» **Task brief**: Starting at the top line and ending at the bottom one, repeat the entries exactly and drop every picture.
• • • •
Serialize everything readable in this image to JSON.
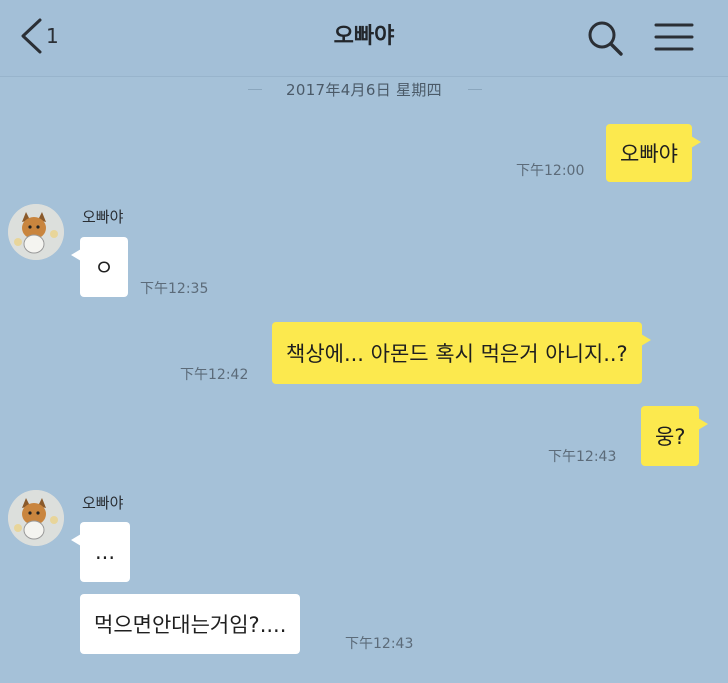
{
  "header": {
    "back_count": "1",
    "title": "오빠야",
    "icons": [
      "chevron-left-icon",
      "search-icon",
      "menu-icon"
    ]
  },
  "date_separator": "2017年4月6日 星期四",
  "messages": [
    {
      "side": "right",
      "text": "오빠야",
      "time": "下午12:00"
    },
    {
      "side": "left",
      "sender": "오빠야",
      "text": "ㅇ",
      "time": "下午12:35"
    },
    {
      "side": "right",
      "text": "책상에... 아몬드 혹시 먹은거 아니지..?",
      "time": "下午12:42"
    },
    {
      "side": "right",
      "text": "웅?",
      "time": "下午12:43"
    },
    {
      "side": "left",
      "sender": "오빠야",
      "text": "...",
      "time": ""
    },
    {
      "side": "left",
      "text": "먹으면안대는거임?....",
      "time": "下午12:43"
    }
  ],
  "colors": {
    "background": "#a5c1d8",
    "my_bubble": "#fce94e",
    "their_bubble": "#ffffff"
  }
}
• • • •
» **Reply to the task**:
Serialize everything readable in this image to JSON.
{
  "header": {
    "back_count": "1",
    "title": "오빠야",
    "icons": [
      "chevron-left-icon",
      "search-icon",
      "menu-icon"
    ]
  },
  "date_separator": "2017年4月6日 星期四",
  "messages": [
    {
      "side": "right",
      "text": "오빠야",
      "time": "下午12:00"
    },
    {
      "side": "left",
      "sender": "오빠야",
      "text": "ㅇ",
      "time": "下午12:35"
    },
    {
      "side": "right",
      "text": "책상에... 아몬드 혹시 먹은거 아니지..?",
      "time": "下午12:42"
    },
    {
      "side": "right",
      "text": "웅?",
      "time": "下午12:43"
    },
    {
      "side": "left",
      "sender": "오빠야",
      "text": "...",
      "time": ""
    },
    {
      "side": "left",
      "text": "먹으면안대는거임?....",
      "time": "下午12:43"
    }
  ],
  "colors": {
    "background": "#a5c1d8",
    "my_bubble": "#fce94e",
    "their_bubble": "#ffffff"
  }
}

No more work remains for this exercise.